— Data for analysis —
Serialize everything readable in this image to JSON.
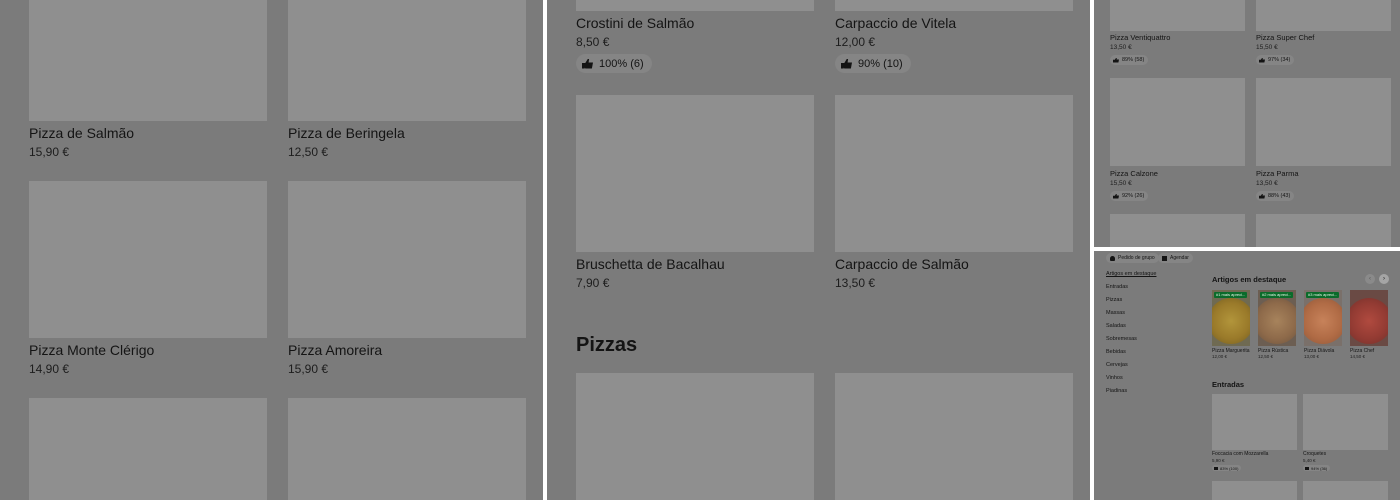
{
  "panel1": {
    "items": [
      {
        "name": "Pizza de Salmão",
        "price": "15,90 €"
      },
      {
        "name": "Pizza de Beringela",
        "price": "12,50 €"
      },
      {
        "name": "Pizza Monte Clérigo",
        "price": "14,90 €"
      },
      {
        "name": "Pizza Amoreira",
        "price": "15,90 €"
      }
    ]
  },
  "panel2": {
    "items": [
      {
        "name": "Crostini de Salmão",
        "price": "8,50 €",
        "rating": "100% (6)"
      },
      {
        "name": "Carpaccio de Vitela",
        "price": "12,00 €",
        "rating": "90% (10)"
      },
      {
        "name": "Bruschetta de Bacalhau",
        "price": "7,90 €"
      },
      {
        "name": "Carpaccio de Salmão",
        "price": "13,50 €"
      }
    ],
    "section_title": "Pizzas"
  },
  "panel3": {
    "items": [
      {
        "name": "Pizza Ventiquattro",
        "price": "13,50 €",
        "rating": "89% (58)"
      },
      {
        "name": "Pizza Super Chef",
        "price": "15,50 €",
        "rating": "97% (34)"
      },
      {
        "name": "Pizza Calzone",
        "price": "15,50 €",
        "rating": "92% (26)"
      },
      {
        "name": "Pizza Parma",
        "price": "13,50 €",
        "rating": "88% (43)"
      }
    ]
  },
  "panel4": {
    "chips": [
      {
        "label": "Pedido de grupo",
        "icon": "group-icon"
      },
      {
        "label": "Agendar",
        "icon": "calendar-icon"
      }
    ],
    "sidebar": [
      {
        "label": "Artigos em destaque",
        "active": true
      },
      {
        "label": "Entradas"
      },
      {
        "label": "Pizzas"
      },
      {
        "label": "Massas"
      },
      {
        "label": "Saladas"
      },
      {
        "label": "Sobremesas"
      },
      {
        "label": "Bebidas"
      },
      {
        "label": "Cervejas"
      },
      {
        "label": "Vinhos"
      },
      {
        "label": "Piadinas"
      }
    ],
    "featured_title": "Artigos em destaque",
    "featured": [
      {
        "name": "Pizza Marguerita",
        "price": "12,00 €",
        "badge": "#1 mais apreci..."
      },
      {
        "name": "Pizza Rústica",
        "price": "12,50 €",
        "badge": "#2 mais apreci..."
      },
      {
        "name": "Pizza Diávola",
        "price": "13,00 €",
        "badge": "#3 mais apreci..."
      },
      {
        "name": "Pizza Chef",
        "price": "14,50 €",
        "badge": ""
      }
    ],
    "entradas_title": "Entradas",
    "entradas": [
      {
        "name": "Foccacia com Mozzarella",
        "price": "5,90 €",
        "rating": "83% (100)"
      },
      {
        "name": "Croquetes",
        "price": "5,40 €",
        "rating": "94% (36)"
      }
    ]
  }
}
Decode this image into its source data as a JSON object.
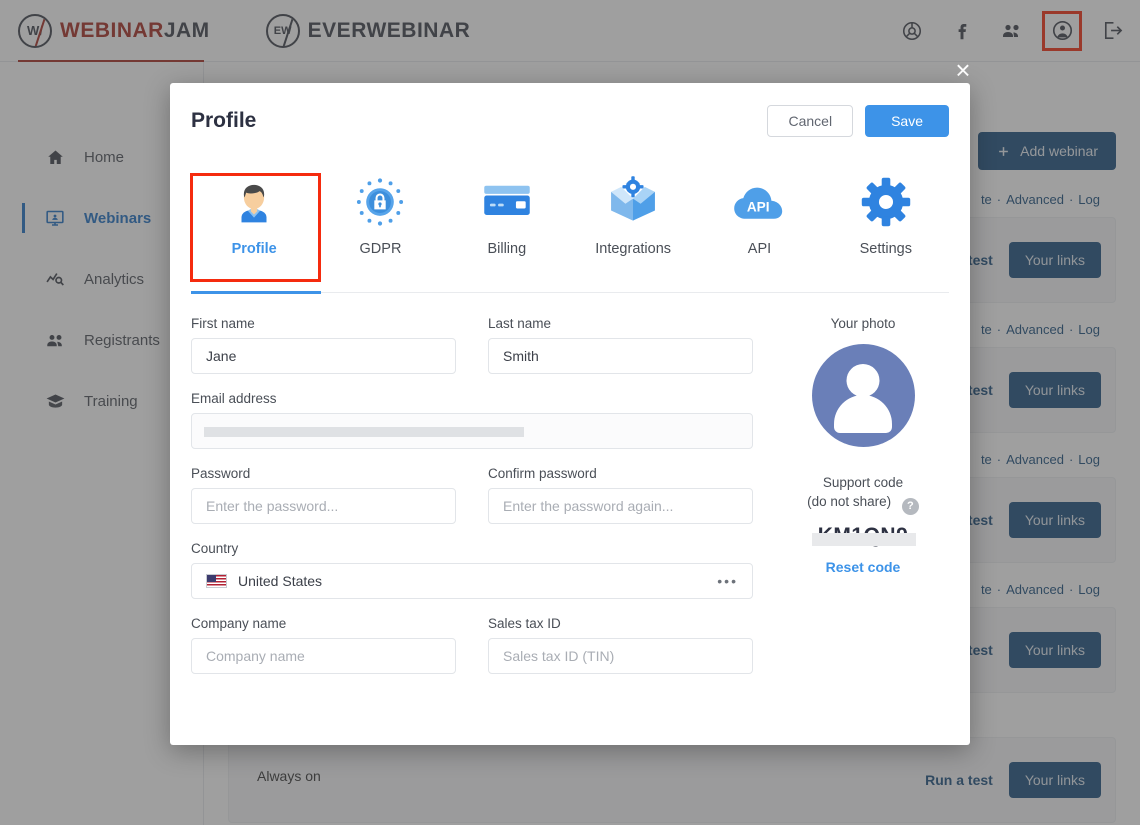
{
  "topbar": {
    "brands": [
      {
        "name": "webinarjam",
        "mark": "W/",
        "text_accent": "WEBINAR",
        "text_rest": "JAM"
      },
      {
        "name": "everwebinar",
        "mark": "EW",
        "text_accent": "",
        "text_rest": "EVERWEBINAR"
      }
    ],
    "icons": [
      {
        "name": "support-lifebuoy-icon",
        "label": "Support"
      },
      {
        "name": "facebook-icon",
        "label": "Facebook"
      },
      {
        "name": "community-people-icon",
        "label": "Community"
      },
      {
        "name": "account-icon",
        "label": "Account",
        "highlighted": true
      },
      {
        "name": "logout-icon",
        "label": "Log out"
      }
    ]
  },
  "sidebar": {
    "items": [
      {
        "label": "Home",
        "icon": "home-icon",
        "active": false
      },
      {
        "label": "Webinars",
        "icon": "webinar-screen-icon",
        "active": true
      },
      {
        "label": "Analytics",
        "icon": "analytics-icon",
        "active": false
      },
      {
        "label": "Registrants",
        "icon": "registrants-icon",
        "active": false
      },
      {
        "label": "Training",
        "icon": "training-cap-icon",
        "active": false
      }
    ]
  },
  "background": {
    "add_webinar_label": "Add webinar",
    "rows": [
      {
        "links": [
          "te",
          "Advanced",
          "Log"
        ],
        "run_test": "a test",
        "your_links": "Your links"
      },
      {
        "links": [
          "te",
          "Advanced",
          "Log"
        ],
        "run_test": "a test",
        "your_links": "Your links"
      },
      {
        "links": [
          "te",
          "Advanced",
          "Log"
        ],
        "run_test": "a test",
        "your_links": "Your links"
      },
      {
        "links": [
          "te",
          "Advanced",
          "Log"
        ],
        "run_test": "a test",
        "your_links": "Your links"
      }
    ],
    "last_row": {
      "schedule": "Always on",
      "run_test": "Run a test",
      "your_links": "Your links"
    }
  },
  "modal": {
    "close_label": "×",
    "title": "Profile",
    "cancel_label": "Cancel",
    "save_label": "Save",
    "tabs": [
      {
        "label": "Profile",
        "icon": "profile-avatar-icon",
        "active": true
      },
      {
        "label": "GDPR",
        "icon": "gdpr-lock-stars-icon",
        "active": false
      },
      {
        "label": "Billing",
        "icon": "billing-card-icon",
        "active": false
      },
      {
        "label": "Integrations",
        "icon": "integrations-box-gear-icon",
        "active": false
      },
      {
        "label": "API",
        "icon": "api-cloud-icon",
        "active": false
      },
      {
        "label": "Settings",
        "icon": "settings-gear-icon",
        "active": false
      }
    ],
    "form": {
      "first_name": {
        "label": "First name",
        "value": "Jane"
      },
      "last_name": {
        "label": "Last name",
        "value": "Smith"
      },
      "email": {
        "label": "Email address",
        "value": "",
        "redacted": true
      },
      "password": {
        "label": "Password",
        "placeholder": "Enter the password..."
      },
      "confirm_password": {
        "label": "Confirm password",
        "placeholder": "Enter the password again..."
      },
      "country": {
        "label": "Country",
        "value": "United States",
        "flag": "us-flag-icon",
        "menu_glyph": "•••"
      },
      "company": {
        "label": "Company name",
        "placeholder": "Company name"
      },
      "tax_id": {
        "label": "Sales tax ID",
        "placeholder": "Sales tax ID (TIN)"
      }
    },
    "side": {
      "photo_label": "Your photo",
      "support_label_line1": "Support code",
      "support_label_line2": "(do not share)",
      "help_glyph": "?",
      "support_code": "KM1QN9",
      "reset_label": "Reset code"
    }
  },
  "colors": {
    "accent_blue": "#3d93e8",
    "nav_blue": "#1d6fc4",
    "dark_blue": "#1b4f7e",
    "brand_red": "#a52a21",
    "highlight_red": "#f52b0e",
    "avatar_purple": "#6a7fb8"
  }
}
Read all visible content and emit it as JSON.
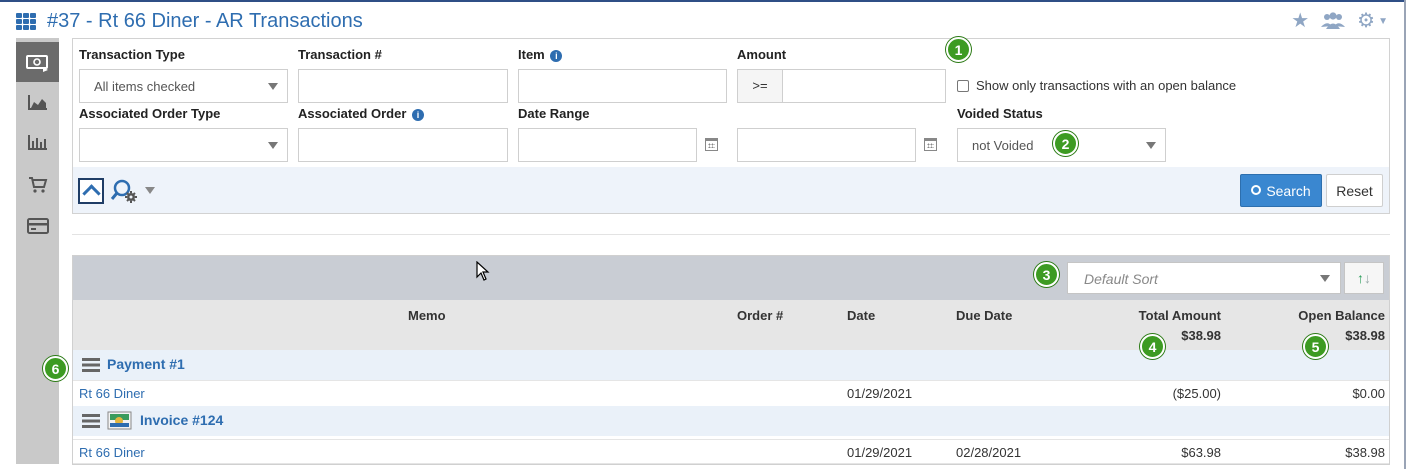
{
  "header": {
    "title": "#37 - Rt 66 Diner - AR Transactions",
    "icons": [
      "apps-grid-icon",
      "star-icon",
      "users-icon",
      "gear-icon"
    ]
  },
  "rail": {
    "items": [
      "cash-register-icon",
      "area-chart-icon",
      "bar-chart-icon",
      "cart-icon",
      "credit-card-icon"
    ],
    "active_index": 0
  },
  "filters": {
    "transaction_type": {
      "label": "Transaction Type",
      "value": "All items checked"
    },
    "transaction_number": {
      "label": "Transaction #",
      "value": ""
    },
    "item": {
      "label": "Item",
      "value": ""
    },
    "amount": {
      "label": "Amount",
      "operator": ">=",
      "value": ""
    },
    "open_balance_only": {
      "label": "Show only transactions with an open balance",
      "checked": false
    },
    "associated_order_type": {
      "label": "Associated Order Type",
      "value": ""
    },
    "associated_order": {
      "label": "Associated Order",
      "value": ""
    },
    "date_range": {
      "label": "Date Range",
      "from": "",
      "to": ""
    },
    "voided_status": {
      "label": "Voided Status",
      "value": "not Voided"
    },
    "search_label": "Search",
    "reset_label": "Reset"
  },
  "results": {
    "sort": {
      "value": "Default Sort"
    },
    "columns": {
      "memo": "Memo",
      "order": "Order #",
      "date": "Date",
      "due_date": "Due Date",
      "total_amount": "Total Amount",
      "open_balance": "Open Balance"
    },
    "totals": {
      "total_amount": "$38.98",
      "open_balance": "$38.98"
    },
    "groups": [
      {
        "title": "Payment #1",
        "customer": "Rt 66 Diner",
        "date": "01/29/2021",
        "due_date": "",
        "total_amount": "($25.00)",
        "open_balance": "$0.00"
      },
      {
        "title": "Invoice #124",
        "customer": "Rt 66 Diner",
        "date": "01/29/2021",
        "due_date": "02/28/2021",
        "total_amount": "$63.98",
        "open_balance": "$38.98"
      }
    ]
  },
  "callouts": [
    "1",
    "2",
    "3",
    "4",
    "5",
    "6"
  ],
  "colors": {
    "accent": "#2e6db0",
    "callout": "#3d9b22",
    "search_button": "#3a87d0"
  }
}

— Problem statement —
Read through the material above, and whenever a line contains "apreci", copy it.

— Task answer —
        "badge": "#1 mais apreci..."
        "badge": "#2 mais apreci..."
        "badge": "#3 mais apreci..."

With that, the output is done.